Exercise requirements: Omit every picture while repeating the entries exactly.

==== Data to process

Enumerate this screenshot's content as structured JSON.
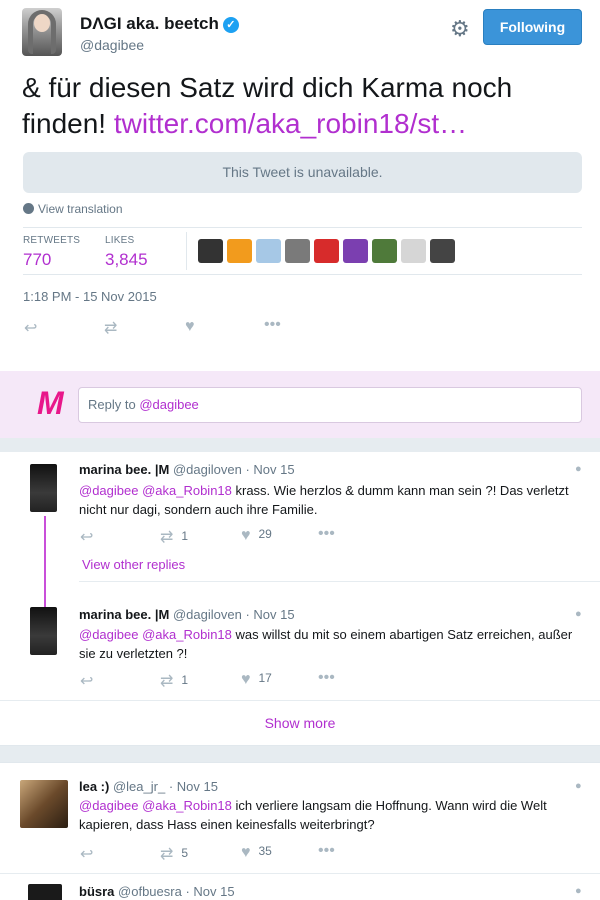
{
  "header": {
    "name": "DΛGI aka. beetch",
    "handle": "@dagibee",
    "follow_label": "Following"
  },
  "tweet": {
    "text": "& für diesen Satz wird dich Karma noch finden!",
    "link": "twitter.com/aka_robin18/st…",
    "unavailable": "This Tweet is unavailable.",
    "translate": "View translation",
    "retweets_label": "RETWEETS",
    "retweets": "770",
    "likes_label": "LIKES",
    "likes": "3,845",
    "timestamp": "1:18 PM - 15 Nov 2015"
  },
  "likers_colors": [
    "#333333",
    "#f29b1d",
    "#a6c8e6",
    "#7a7a7a",
    "#d72b2b",
    "#7b3fb0",
    "#4f7a3a",
    "#d6d6d6",
    "#444444"
  ],
  "reply_box": {
    "prefix": "Reply to ",
    "mention": "@dagibee"
  },
  "replies": [
    {
      "name": "marina bee. |M",
      "handle": "@dagiloven",
      "time": "Nov 15",
      "mentions": "@dagibee @aka_Robin18",
      "text": " krass. Wie herzlos & dumm kann man sein ?! Das verletzt nicht nur dagi, sondern auch ihre Familie.",
      "retweets": "1",
      "likes": "29"
    },
    {
      "name": "marina bee. |M",
      "handle": "@dagiloven",
      "time": "Nov 15",
      "mentions": "@dagibee @aka_Robin18",
      "text": " was willst du mit so einem abartigen Satz erreichen, außer sie zu verletzten ?!",
      "retweets": "1",
      "likes": "17"
    },
    {
      "name": "lea :)",
      "handle": "@lea_jr_",
      "time": "Nov 15",
      "mentions": "@dagibee @aka_Robin18",
      "text": " ich verliere langsam die Hoffnung. Wann wird die Welt kapieren, dass Hass einen keinesfalls weiterbringt?",
      "retweets": "5",
      "likes": "35"
    },
    {
      "name": "büsra",
      "handle": "@ofbuesra",
      "time": "Nov 15"
    }
  ],
  "view_other_replies": "View other replies",
  "show_more": "Show more",
  "dot": "·"
}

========

Exercise response:
Enumerate this screenshot's content as structured JSON.
{
  "header": {
    "name": "DΛGI aka. beetch",
    "handle": "@dagibee",
    "follow_label": "Following"
  },
  "tweet": {
    "text": "& für diesen Satz wird dich Karma noch finden!",
    "link": "twitter.com/aka_robin18/st…",
    "unavailable": "This Tweet is unavailable.",
    "translate": "View translation",
    "retweets_label": "RETWEETS",
    "retweets": "770",
    "likes_label": "LIKES",
    "likes": "3,845",
    "timestamp": "1:18 PM - 15 Nov 2015"
  },
  "likers_colors": [
    "#333333",
    "#f29b1d",
    "#a6c8e6",
    "#7a7a7a",
    "#d72b2b",
    "#7b3fb0",
    "#4f7a3a",
    "#d6d6d6",
    "#444444"
  ],
  "reply_box": {
    "prefix": "Reply to ",
    "mention": "@dagibee"
  },
  "replies": [
    {
      "name": "marina bee. |M",
      "handle": "@dagiloven",
      "time": "Nov 15",
      "mentions": "@dagibee @aka_Robin18",
      "text": " krass. Wie herzlos & dumm kann man sein ?! Das verletzt nicht nur dagi, sondern auch ihre Familie.",
      "retweets": "1",
      "likes": "29"
    },
    {
      "name": "marina bee. |M",
      "handle": "@dagiloven",
      "time": "Nov 15",
      "mentions": "@dagibee @aka_Robin18",
      "text": " was willst du mit so einem abartigen Satz erreichen, außer sie zu verletzten ?!",
      "retweets": "1",
      "likes": "17"
    },
    {
      "name": "lea :)",
      "handle": "@lea_jr_",
      "time": "Nov 15",
      "mentions": "@dagibee @aka_Robin18",
      "text": " ich verliere langsam die Hoffnung. Wann wird die Welt kapieren, dass Hass einen keinesfalls weiterbringt?",
      "retweets": "5",
      "likes": "35"
    },
    {
      "name": "büsra",
      "handle": "@ofbuesra",
      "time": "Nov 15"
    }
  ],
  "view_other_replies": "View other replies",
  "show_more": "Show more",
  "dot": "·"
}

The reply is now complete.